Contemporary experience of nature is rarely in person.  On a daily basis, rather than having bare feet touch the grass, or move along a wooded trail, it is primarily through the digital imagery of photographs, videos or movies that we connect with nature.  Our views of nature are selected and manipulated, as is our visual focus.  Our non-immediate world (television, advertising, journalism, film, video, email, the internet) is mediated through photography so completely that we are often blind to the distortion and manipulation of the camera’s eye. The Tondos paintings redirect the photographically-derived focus that pervasively informs our perception so that the human eye intervenes with the camera’s eye and takes priority.


At first glance, the imagery is not obviously landscapes of trees and the spaces between them.  Instead, a variety of subjects seem to appear.  These could be micro views through a microscope of amoebas, bacteria, cells, viruses or other organic forms.  Just as easily, we could be looking through a telescope at macro forms in the vast cosmos of outer space.  Using a round format, the tondo (Italian: rotondo) also suggests views through lenses, portholes and other various viewing devices. As concentric systems organized around a center, circles seem both self-contained (due to the equal, repetitive distances from the center to the circumference) and to imply cropped and bounded infinity.  Tondos from Greek antiquity and the Renaissance were shapes uniquely qualified to house the transcendent, as per works by Michelangelo, Raphael, Pontormo and Botticelli. Traditionally, landscapes use a horizontally-oriented rectangle in response to the weight and horizontality of nature.  In tandem with The Space Between Tondo Series, my ongoing The Space Between Series paintings use a square format.  The square is a hybrid that contains aspects of both the circle (centricity) and the rectangle (the grid).  As a compositional device, the square – like the tondo - reinforces the notion of landscapes situated at the intersection of physical and conceptual space. 

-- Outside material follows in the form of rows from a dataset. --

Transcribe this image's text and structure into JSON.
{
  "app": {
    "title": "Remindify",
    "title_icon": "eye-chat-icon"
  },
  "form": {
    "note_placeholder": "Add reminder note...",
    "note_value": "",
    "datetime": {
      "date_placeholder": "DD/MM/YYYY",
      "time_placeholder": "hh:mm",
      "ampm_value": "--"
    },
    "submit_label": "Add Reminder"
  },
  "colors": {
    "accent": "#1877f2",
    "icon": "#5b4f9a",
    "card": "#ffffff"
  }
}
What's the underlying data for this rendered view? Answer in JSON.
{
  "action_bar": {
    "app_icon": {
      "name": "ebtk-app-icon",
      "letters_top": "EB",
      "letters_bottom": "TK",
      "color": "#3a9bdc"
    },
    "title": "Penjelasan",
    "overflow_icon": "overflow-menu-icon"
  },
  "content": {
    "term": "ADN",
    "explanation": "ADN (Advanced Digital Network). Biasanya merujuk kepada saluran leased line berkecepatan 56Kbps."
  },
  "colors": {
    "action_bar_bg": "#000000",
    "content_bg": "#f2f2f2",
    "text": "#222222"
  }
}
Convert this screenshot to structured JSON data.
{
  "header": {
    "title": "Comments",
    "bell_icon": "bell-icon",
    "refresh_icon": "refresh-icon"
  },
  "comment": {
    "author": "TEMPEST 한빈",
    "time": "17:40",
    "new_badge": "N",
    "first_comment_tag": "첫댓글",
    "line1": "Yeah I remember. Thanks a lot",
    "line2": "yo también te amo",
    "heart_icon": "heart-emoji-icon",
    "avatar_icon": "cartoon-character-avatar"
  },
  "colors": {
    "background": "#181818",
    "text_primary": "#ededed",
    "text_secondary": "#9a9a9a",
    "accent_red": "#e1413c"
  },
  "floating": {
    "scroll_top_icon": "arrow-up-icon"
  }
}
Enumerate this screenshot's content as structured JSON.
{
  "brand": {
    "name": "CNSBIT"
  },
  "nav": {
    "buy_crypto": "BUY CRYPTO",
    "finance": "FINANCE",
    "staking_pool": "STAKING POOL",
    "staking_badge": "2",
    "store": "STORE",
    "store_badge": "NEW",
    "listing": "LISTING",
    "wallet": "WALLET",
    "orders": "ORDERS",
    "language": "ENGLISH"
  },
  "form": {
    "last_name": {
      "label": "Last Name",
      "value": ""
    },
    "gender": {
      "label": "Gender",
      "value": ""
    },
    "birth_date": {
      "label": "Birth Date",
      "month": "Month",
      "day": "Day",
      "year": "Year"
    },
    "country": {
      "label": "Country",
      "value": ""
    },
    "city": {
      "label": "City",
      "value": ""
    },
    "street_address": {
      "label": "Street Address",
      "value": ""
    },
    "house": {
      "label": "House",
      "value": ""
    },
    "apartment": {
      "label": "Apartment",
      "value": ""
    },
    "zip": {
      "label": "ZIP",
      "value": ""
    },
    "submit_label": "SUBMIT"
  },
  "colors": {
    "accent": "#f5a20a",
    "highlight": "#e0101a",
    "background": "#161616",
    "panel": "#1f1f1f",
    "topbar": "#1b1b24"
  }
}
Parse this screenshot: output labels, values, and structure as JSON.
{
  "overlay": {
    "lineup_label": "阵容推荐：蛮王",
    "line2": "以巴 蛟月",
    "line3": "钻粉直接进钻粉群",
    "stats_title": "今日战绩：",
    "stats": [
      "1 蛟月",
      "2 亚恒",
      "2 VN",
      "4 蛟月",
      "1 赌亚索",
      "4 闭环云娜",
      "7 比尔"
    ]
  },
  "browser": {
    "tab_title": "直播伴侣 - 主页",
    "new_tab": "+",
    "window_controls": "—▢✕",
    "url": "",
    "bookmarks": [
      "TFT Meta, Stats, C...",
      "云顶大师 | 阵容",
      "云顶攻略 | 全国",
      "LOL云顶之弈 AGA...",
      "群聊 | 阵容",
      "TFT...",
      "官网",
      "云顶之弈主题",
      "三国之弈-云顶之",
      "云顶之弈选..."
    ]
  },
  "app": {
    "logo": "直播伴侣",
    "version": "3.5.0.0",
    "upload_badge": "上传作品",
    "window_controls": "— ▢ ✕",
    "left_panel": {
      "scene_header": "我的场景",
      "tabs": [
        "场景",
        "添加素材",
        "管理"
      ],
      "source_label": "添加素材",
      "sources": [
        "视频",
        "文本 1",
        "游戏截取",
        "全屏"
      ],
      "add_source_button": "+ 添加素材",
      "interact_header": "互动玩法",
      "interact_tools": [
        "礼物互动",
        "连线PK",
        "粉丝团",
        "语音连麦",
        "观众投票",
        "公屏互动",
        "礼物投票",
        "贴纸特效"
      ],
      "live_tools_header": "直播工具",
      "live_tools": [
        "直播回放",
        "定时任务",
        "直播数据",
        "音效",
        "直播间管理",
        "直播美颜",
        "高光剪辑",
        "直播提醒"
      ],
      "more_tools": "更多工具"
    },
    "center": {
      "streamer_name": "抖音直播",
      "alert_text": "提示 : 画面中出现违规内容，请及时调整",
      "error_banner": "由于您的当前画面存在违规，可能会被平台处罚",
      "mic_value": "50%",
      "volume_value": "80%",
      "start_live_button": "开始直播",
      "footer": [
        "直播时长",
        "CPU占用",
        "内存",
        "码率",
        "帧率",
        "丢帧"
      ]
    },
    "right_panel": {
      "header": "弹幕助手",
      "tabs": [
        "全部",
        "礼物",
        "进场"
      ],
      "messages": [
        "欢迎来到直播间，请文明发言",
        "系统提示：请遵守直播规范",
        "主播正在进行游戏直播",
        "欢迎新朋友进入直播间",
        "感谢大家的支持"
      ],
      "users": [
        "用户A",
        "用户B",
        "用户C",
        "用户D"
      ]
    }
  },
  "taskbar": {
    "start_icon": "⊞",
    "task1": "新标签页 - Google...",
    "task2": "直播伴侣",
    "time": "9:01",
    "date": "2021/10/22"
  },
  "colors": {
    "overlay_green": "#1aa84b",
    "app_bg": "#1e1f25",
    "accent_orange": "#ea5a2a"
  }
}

It is purposefully provocative to choose to paint trees as a vehicle for scouting through the familiar art-landscape topography in order to slip into a spot located between the hackneyed and the potentially sublime.  Voids or the spaces between trees are as important as the trees.  ‘Empty’ spaces create the image.  Voids are nothing and everything simultaneously.   These blurry ‘spaces between’ are the tale-tell and normally ignored signs of photographic sources now altered to replace their former selves. These paintings highlight the power and role of focus in controlling vision.  Tree branches may appear as mere wisps, nearly as ethereal as air in this process of condensation, dispersion and reinvention.  In the work of 19th century landscape painter George Inness, nature is abstracted so that the shapes between landscape elements are as important as the landscape itself.   Similarly, Piet Mondrian’s early realistic landscapes ultimately morph into pared-down abstract grids filled with both voids and colored shapes that move back and forth in spatial extension, with a suggestion of the infinite cosmos in his late work. The same sense of boundlessness seems to be trapped inside these tondos paintings, in spite of the enclosing foliage.


As landscape hybrids, the tondos oppose the representational with the abstract, the romantic and with the scientific, the illusion of infinite space with flatness and the rough physicality of paint with machine-like smoothness.  The Space Between Tondos Series examines and manipulates nature through the filter of these contradictions.


Margaret Keller

August 2016